Brain interface lets one monkey control the movements of anotherS

Neuroscientists have taken us one step closer to an Avatar-like world after demonstrating a brain-to-spinal-cord interface that allowed a "master" monkey to remotely control the hand movement of an "avatar" monkey who was completely unconscious.

Scientists have already developed brain-to-brain interfaces, but this is the first demonstration of a brain-to-spinal-cord interface. The breakthrough could eventually allow a paralyzed person to regain control over their muscles by directly bypassing the injury in their spinal cord.

The Master and the Avatar

To make it work, scientists at the Harvard Medical School implanted a chip in a "master" monkey's brain in order to record the activity of some 100 neurons. While the monkey moved, its physical actions were mapped against patterns of electrical activity in the neurons (it's a tedious trial-and-error process, but it's the only way it can currently be done).

For ethical reasons, the "avatar" monkey was not made to be paralyzed and was instead given a strong sedative. The scientists implanted 36 electrodes in its spinal cord, followed by tests to see how different stimulations of these electrodes could affect its movement.

During the experiment, the two monkeys were hooked up such that the brain scans of the master could control the avatar's movements in real time.
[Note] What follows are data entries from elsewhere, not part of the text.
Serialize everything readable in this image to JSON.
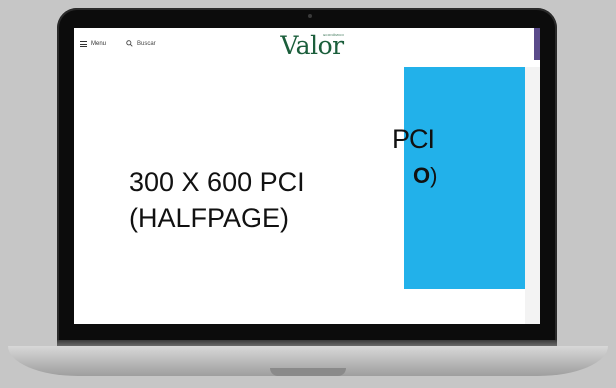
{
  "topbar": {
    "menu_label": "Menu",
    "search_label": "Buscar",
    "logo_small": "ECONÔMICO",
    "logo_main": "Valor"
  },
  "ad_placeholder": {
    "line1": "300 X 600 PCI",
    "line2": "(HALFPAGE)",
    "pci_label": "PCI",
    "o_letter": "O",
    "o_paren": ")"
  },
  "colors": {
    "banner": "#22b1ea",
    "logo": "#1b5e3b",
    "accent_tab": "#5a4b8a"
  }
}
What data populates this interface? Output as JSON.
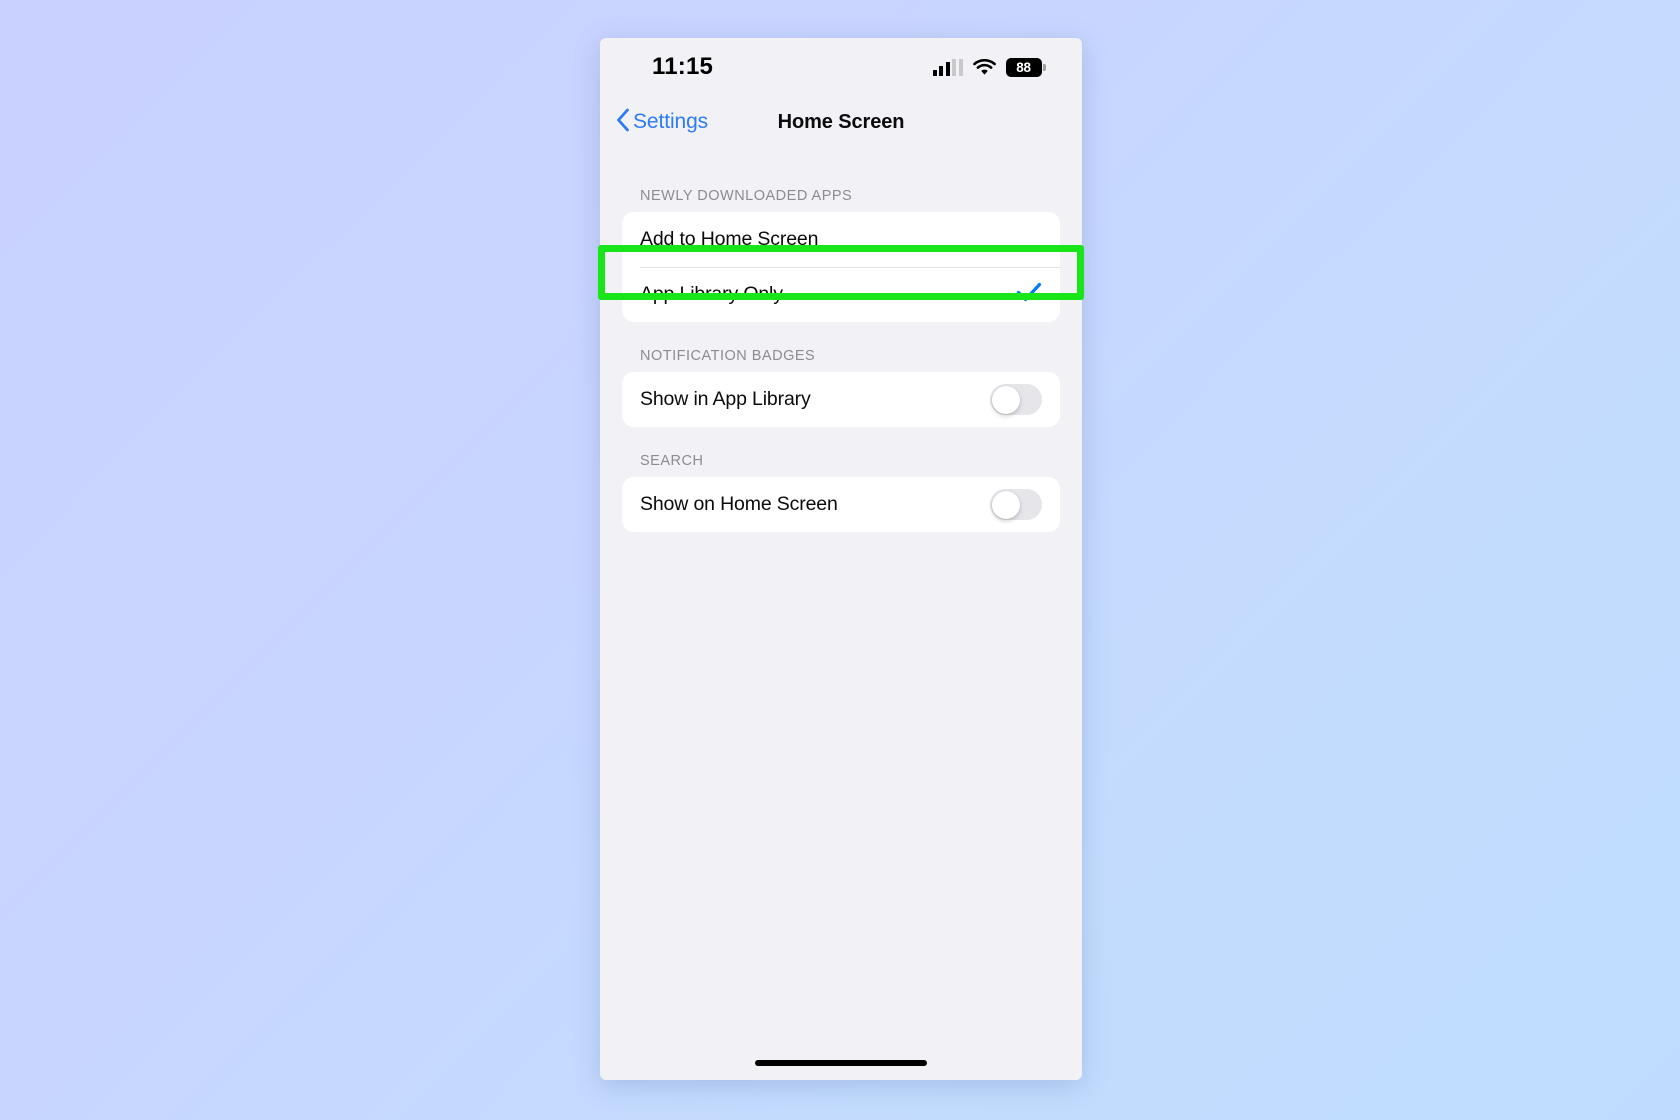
{
  "status_bar": {
    "time": "11:15",
    "cellular_icon": "cellular-signal-icon",
    "wifi_icon": "wifi-icon",
    "battery_percent": "88"
  },
  "nav": {
    "back_label": "Settings",
    "back_icon": "chevron-left-icon",
    "title": "Home Screen"
  },
  "sections": [
    {
      "header": "NEWLY DOWNLOADED APPS",
      "rows": [
        {
          "label": "Add to Home Screen",
          "type": "option",
          "selected": false
        },
        {
          "label": "App Library Only",
          "type": "option",
          "selected": true,
          "accessory_icon": "checkmark-icon"
        }
      ]
    },
    {
      "header": "NOTIFICATION BADGES",
      "rows": [
        {
          "label": "Show in App Library",
          "type": "toggle",
          "value": "off"
        }
      ]
    },
    {
      "header": "SEARCH",
      "rows": [
        {
          "label": "Show on Home Screen",
          "type": "toggle",
          "value": "off"
        }
      ]
    }
  ],
  "annotation": {
    "highlight_color": "#19e619",
    "target": "App Library Only"
  },
  "colors": {
    "accent_blue": "#007aff",
    "link_blue": "#2d7bf6",
    "background_start": "#c9d2ff",
    "background_end": "#bfdcfe",
    "screen_background": "#f2f1f6",
    "row_background": "#ffffff",
    "switch_off": "#e5e5ea"
  },
  "home_indicator": "home-indicator"
}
The avatar monkey, though unconscious, had its hand attached to a joystick.

The master monkey was then coaxed to think about moving its partner's hand in and up and down motion in order to direct a computer cursor to a target — which it was able to do 98% of the time.

Direct to Spinal Cord
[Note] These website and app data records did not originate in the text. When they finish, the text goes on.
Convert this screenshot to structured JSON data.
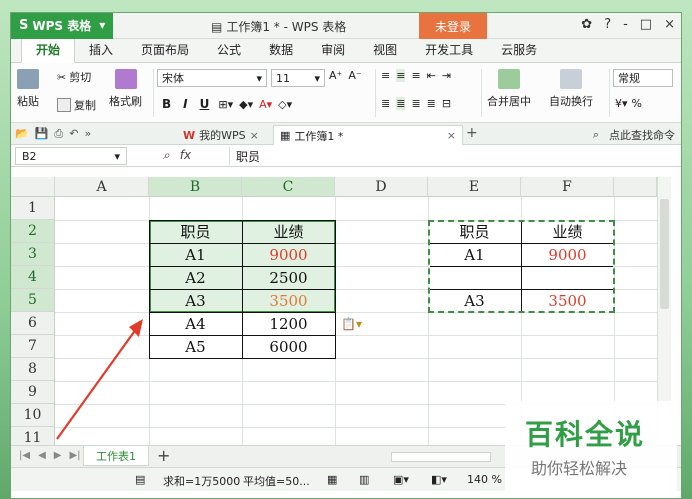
{
  "app": {
    "menu_button": "WPS 表格",
    "window_title": "工作簿1 * - WPS 表格",
    "login": "未登录",
    "window_buttons": [
      "?",
      "-",
      "□",
      "×"
    ]
  },
  "menu": [
    "开始",
    "插入",
    "页面布局",
    "公式",
    "数据",
    "审阅",
    "视图",
    "开发工具",
    "云服务"
  ],
  "ribbon": {
    "paste": "粘贴",
    "cut": "剪切",
    "copy": "复制",
    "format_painter": "格式刷",
    "font": "宋体",
    "size": "11",
    "bold": "B",
    "italic": "I",
    "underline": "U",
    "merge": "合并居中",
    "wrap": "自动换行",
    "number_format": "常规",
    "percent": "%"
  },
  "doc_tabs": {
    "my_wps": "我的WPS",
    "workbook": "工作簿1 *",
    "search": "点此查找命令"
  },
  "formula_bar": {
    "name_box": "B2",
    "content": "职员"
  },
  "columns": [
    "A",
    "B",
    "C",
    "D",
    "E",
    "F"
  ],
  "rows": [
    "1",
    "2",
    "3",
    "4",
    "5",
    "6",
    "7",
    "8",
    "9",
    "10",
    "11"
  ],
  "table_left": {
    "header": [
      "职员",
      "业绩"
    ],
    "rows": [
      [
        "A1",
        "9000"
      ],
      [
        "A2",
        "2500"
      ],
      [
        "A3",
        "3500"
      ],
      [
        "A4",
        "1200"
      ],
      [
        "A5",
        "6000"
      ]
    ]
  },
  "table_right": {
    "header": [
      "职员",
      "业绩"
    ],
    "rows": [
      [
        "A1",
        "9000"
      ],
      [
        "",
        ""
      ],
      [
        "A3",
        "3500"
      ]
    ]
  },
  "sheet": {
    "tab": "工作表1",
    "add": "+"
  },
  "status": {
    "sum": "求和=1万5000",
    "average": "平均值=50...",
    "zoom": "140 %"
  },
  "watermark": {
    "title": "百科全说",
    "subtitle": "助你轻松解决"
  }
}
The experiment successfully demonstrated that it's possible to control the movement of a limb without having to directly stimulate muscles. Eventually, more refined versions may be designed to allow a paralyzed person to control their own movements.

But for that to work, neuroscientists will have to create something far more precise and robust. Brain waves — particularly across a section of 100 neurons — are far too limited for more detailed physical applications. It may be some time before scientists will be able to achieve more than just two-dimensional up and down hand movements. In all likelihood, they'll have to develop a system that takes other neurological transmissions into account.

The other ramification of this study, of course, is the prospect of "neural coupling" — where two or more people are connected via brain interfaces (again, we're talking about something significantly more powerful). This would allow people to control the movements of their partners. Applications could range from everything through to physical rehabilitation through to recreation.

Read the entire study at Nature Communications: "A cortical–spinal prosthesis for targeted limb movement in paralysed primate avatars."